So many professional, successful screenwriters emphasize the importance of reading screenplays, that it’s a piece of advice worth taking seriously. However, I find that when I read a screenplay of a film I’ve already seen, I have to filter out the contributions of the director, the actors, the music, the set design and all the other elements that combine to create the movie-watching experience, in order to see what the script per se has to offer. Which is why reading screenplays of films you haven't seen yet, or which haven't been produced yet, can be enlightening.
Reading Movies You Love
Reading the screenplay of a movie you’ve enjoyed watching, is a bit like watching the movie again in your head. It’s a great way to identify keys moments and see how the screenwriter described them on the page, but what it doesn’t do is give you insight into the impression the writing would make before the film is made. One of my favourite films of last year, for example, was Noah Baumbach’s Greenberg. Although I love how the script is written, there’s no way I can imagine anyone other than Ben Stiller playing the part of Greenberg, with his brilliantly executed body language and inimitable delivery of the dialogue. Although reading screenplays of films you’ve seen can teach you a lot about style, dialogue, pacing, structure and so on, once you already have so many specific images, camera angles and cuts in mind, it’s harder to take the writing on face value.
The Professional Reader’s Experience
When you read a screenplay cold, with no specific actors or set designs, or soundtrack in mind, you experience what a potential director or actor or producer feels when they read a script for the first time. Does it trigger the imagination? Does the scene unfold with tension or humour? Are the twists unexpected or dramatic enough? How much is left to the actor’s discretion? Does the writing evoke distracting questions? It’s useful to take note of what works and what doesn’t in this respect, because your own material will be received precisely on these terms.
Watching the Finished Product
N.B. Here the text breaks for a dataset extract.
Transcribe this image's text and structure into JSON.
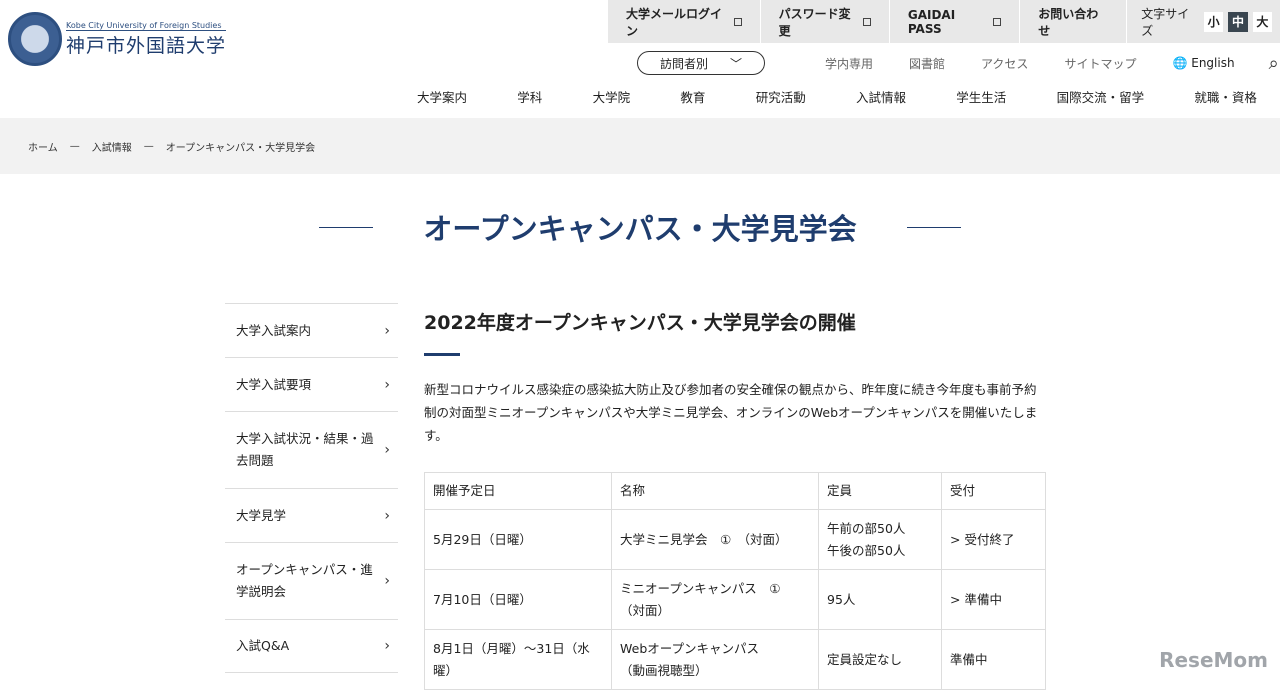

Sometimes a film will exceed the expectations evoked by the screenplay, sometimes it will disappoint, and sometimes the film is just what the script suggested it would be. But whatever your reaction to the finished product, it’s also an important source of information. You can now go back to the script and discover what it was about the writing that did or didn’t survive the production process as far as you’re concerned. Sometimes scenes will have been significantly shortened, sometimes it’s the camerawork that gives the scene added meaning, sometimes the acting doesn’t do justice to what you imagined whilst reading, and so on. What, specifically, was the difference between what was on the page and on the screen? These are all really useful insights to take back to your next rewrite.
Oscar Nominated Screenplays
Every year there’s a flood of great new screenplays on the web in the run-up to the Oscars. They’re all very recent films, some of which you may already have seen, but some of which you probably haven’t. If you want to find a ton of great screenplays to read, head over to chinokino and get reading!